16/07/2015

By Andreas Pouros, COO and co-founder at Greenlight Digital

How we pay for stuff is changing. In a relatively short period of time, shoppers have become accustomed to waiving a card over a terminal to make small purchases. Last year alone, Brits spent more than £2.3 billion using contactless cards and that figure looks set to rise significantly this year as a growing number of retailers and consumer embrace the contactless card.

With this month’s launch of Apple Pay, contactless payments look set to make the leap to mobile. Hotly-anticipated among retailers, Apple Pay will make paying for goods in-store a simple matter of holding your phone up to a card reader and tapping the Touch ID button.

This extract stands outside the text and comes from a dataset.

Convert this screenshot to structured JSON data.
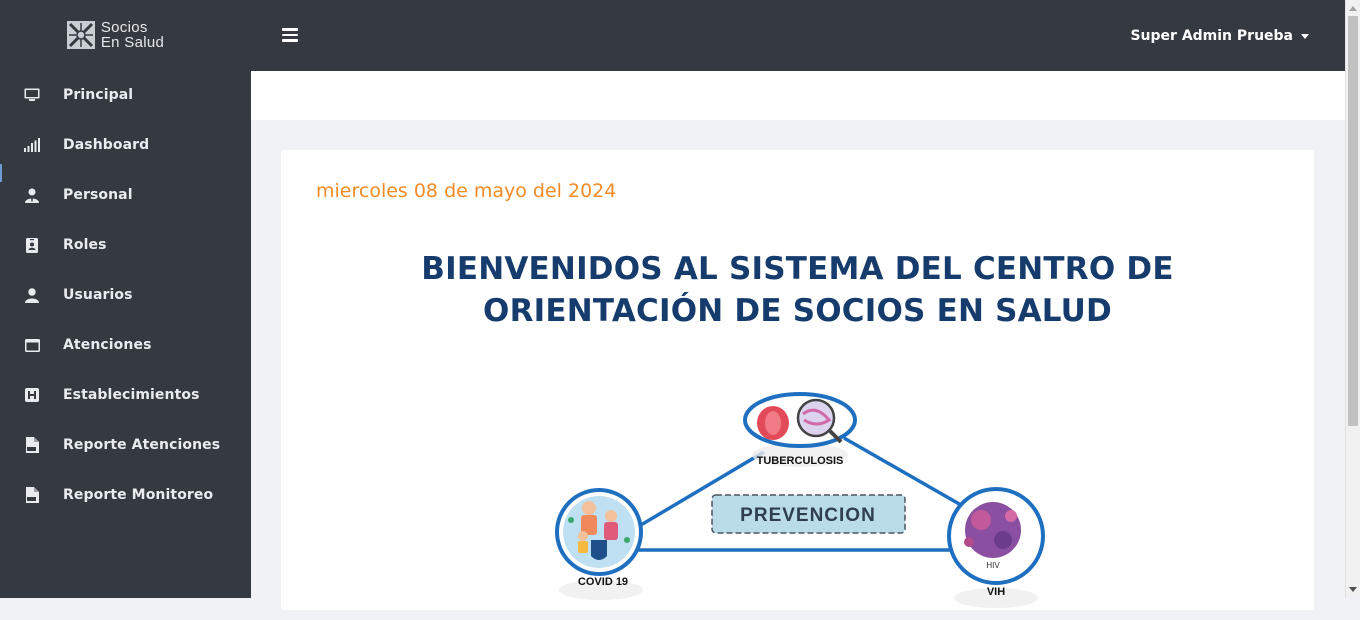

Not only is Apple Pay pretty quick and easy to use in-store, it promises to bring a whole new level of mobility to online shopping, presuming you have the latest iPhone of course. By removing the need to fill out forms with the same address and payment information, Apple Pay could help online retailers to streamline the shopping journey and limit the level of basket abandonment at the final hurdle.

But despite all the industry hype, Apple Pay is merely a footnote in the evolution of contactless payments. It is not the ‘holy grail’ of contactless payments and will not change how we choose to pay.

In order for payments to become truly ‘contactless’ we need to lose the final hurdle; we must end our reliance on a physical card or device to make payments. Apple Pay hasn’t been designed to solve this particular challenge, but a growing number of technology companies are taking on this challenge.

Earlier this year, a Swedish company launched a large-scale trial of implanted microchips. Around 700 people in Stockholm were ‘chipped’ with a small RFID chip of the kind usually found in a contactless credit or travel card, allowing them to make payments by waiving their hands over a sensor. While this is surely the most elegant solution it remain far too ‘sci-fi’ for most people.

Biometric payments is another interesting area of development – and with no implants involved. In the UK a number of banks are already experimenting with facial, fingerprint, and finger vein recognition, meaning consumers could soon make payments by taking a selfie. This much less invasive approach is more likely to gain mass acceptance in the short term

The future of payments is an exciting and imaginative territory and it will be interesting to see how fast retailers and consumers embrace new ways to pay.